The subtle cues, those on-the-fly adjustments, don’t always come through on screen.
Always be ready
Schmid first spotted recent Sounders signing Andres Correa at the 2013 U-20 World Cup in Turkey, where the left back was playing for the Colombian national team.
The gap between when a player initially draws the team’s attention and a possible signing varies widely. More than three years passed, for example, from when Schmid first scouted former Sounder Mario Martinez and when the team finally nabbed him in 2012.
Schmid liked Correa’s awareness and his speed, but the player was on contract with Independiente Medillin. So the young defender’s info went into Henderson’s spread sheet, the one broken down by rank and filed by position. And there Correa’s file sat until the end of last year.
With Correa nearing the end of his contract, his agent reached out. Soon Correa attended the Sounders’ Las Vegas Combine “to confirm everything we had seen before,” Schmid said.

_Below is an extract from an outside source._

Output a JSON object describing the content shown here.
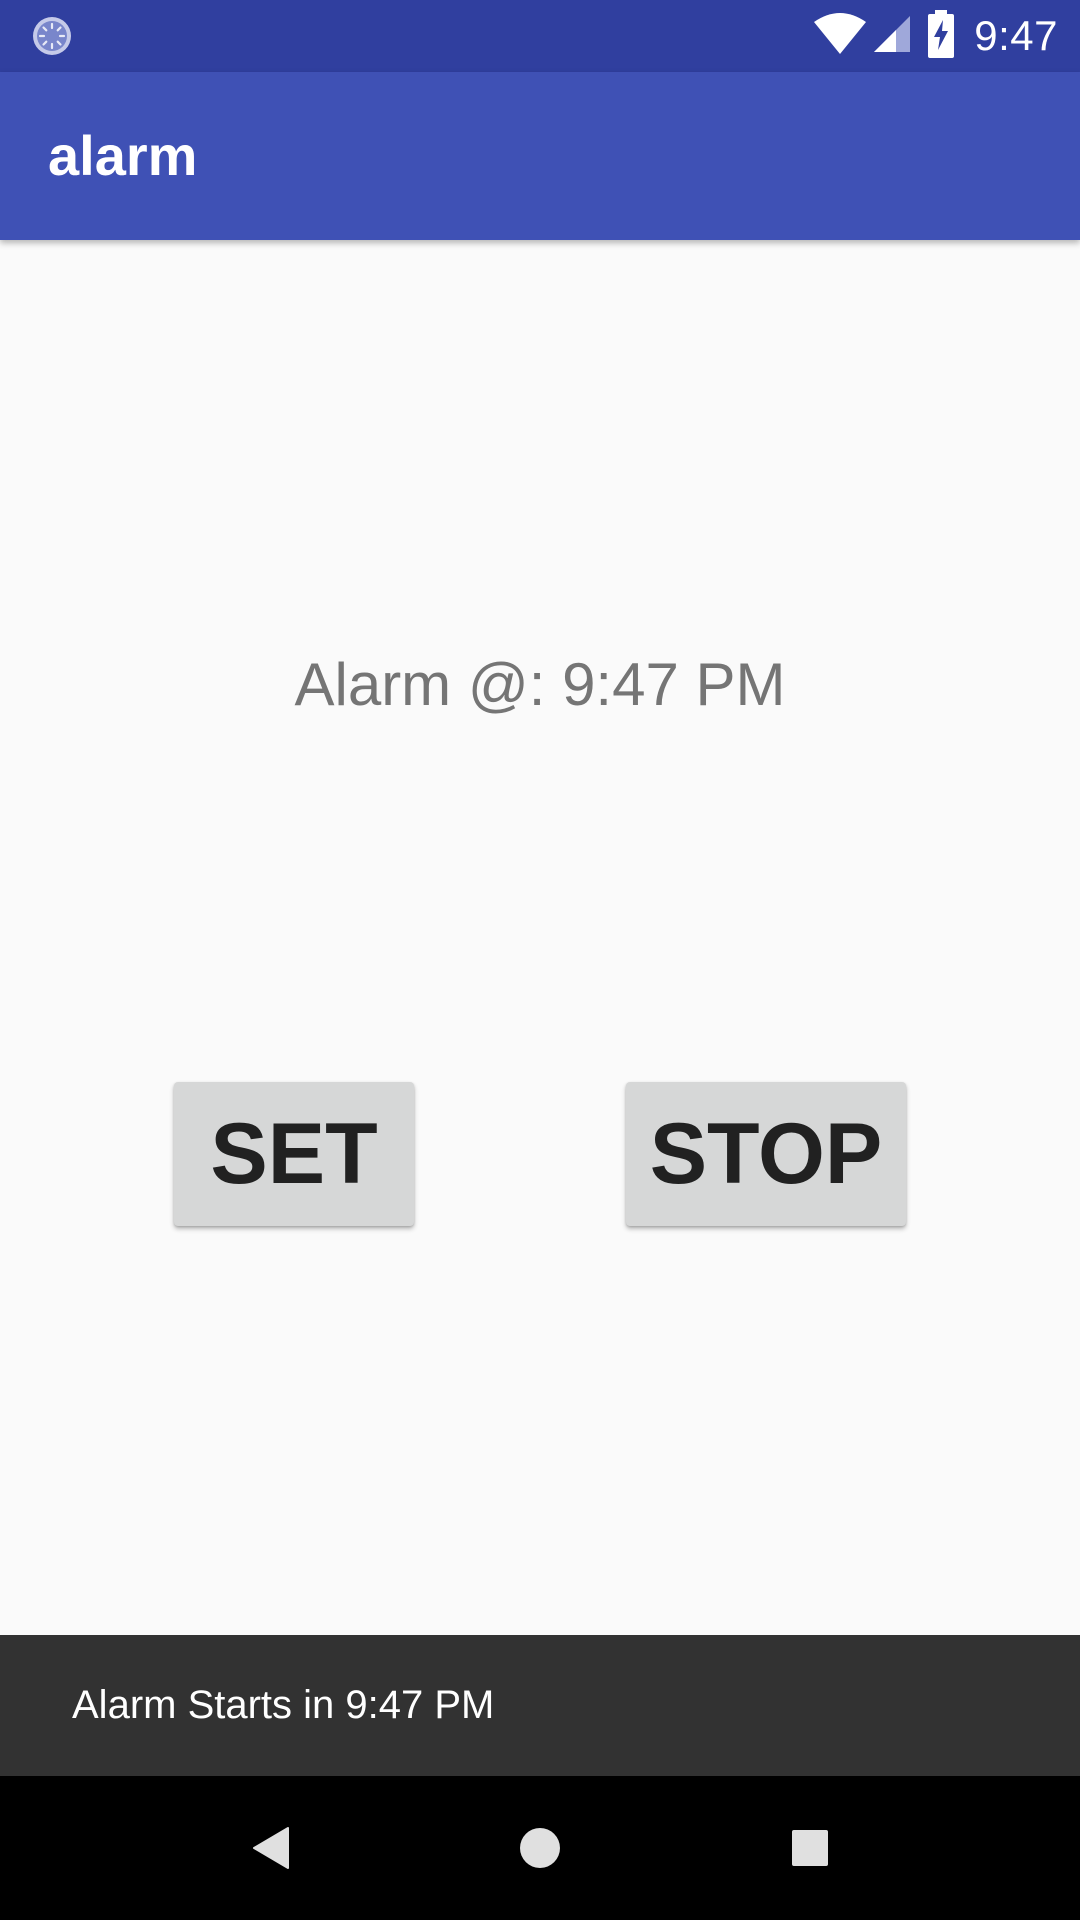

In the span of a few weeks, Correa went from the Colombian first division into the MLS preseason, charting a path from a youth tournament in Turkey through an intermediary by way of a “just in case” file on a computer in Tukwila.
Consider this rule No. 1, per Schmid: “You’ve always got to be ready to move when the right situation comes along.”
Don’t fall in love
This, Lagerwey says, is a bedrock principle. In the single-entity, salary-capped world of MLS, it’s all about cutting costs and squeezing every bit of bang out of each buck.
“You’re constantly trying to get 80 percent at a cost of 20 or 30 percent,” Lagerwey said.
Love can blind, clouding judgment and rushing teams into cost-inefficient deals. Fall back on your second choice if he comes with significant savings.
“Don’t get me wrong — you need special players, the difference-makers for your team in the big game,” Lagerwey said. “You have to have both guys. The guys that you invest a lot in and the value guys. It all fits together. It’s all a big puzzle.”
There are some benefits to fishing in a limitless pond.
“Never fall in love with just one player,” Lagerwey said.
“There’s always another one.”